■ Problem statement ■
Your answer should consist of every line from the records that holds the string "information".

----- Dataset content

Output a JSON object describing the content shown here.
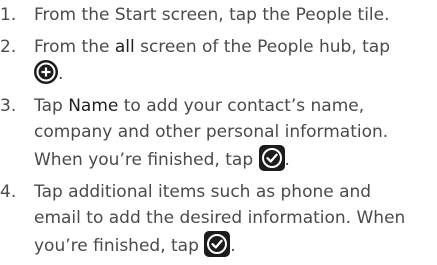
{
  "steps": [
    {
      "num": "1.",
      "line1": "From the Start screen, tap the People tile."
    },
    {
      "num": "2.",
      "line1_pre": "From the ",
      "line1_bold": "all",
      "line1_post": " screen of the People hub, tap",
      "icon": "add-circle-icon",
      "end": "."
    },
    {
      "num": "3.",
      "line1_pre": "Tap ",
      "line1_bold": "Name",
      "line1_post": " to add your contact’s name,",
      "line2": "company and other personal information.",
      "line3_pre": "When you’re finished, tap ",
      "icon": "checkmark-icon",
      "end": "."
    },
    {
      "num": "4.",
      "line1": "Tap additional items such as phone and",
      "line2": "email to add the desired information. When",
      "line3_pre": "you’re finished, tap ",
      "icon": "checkmark-icon",
      "end": "."
    }
  ],
  "colors": {
    "text": "#4a4a4a",
    "icon_bg": "#1c1c1c",
    "icon_fg": "#ffffff"
  }
}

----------

■ Answer to this task ■
      "line2": "company and other personal information.",
      "line2": "email to add the desired information. When",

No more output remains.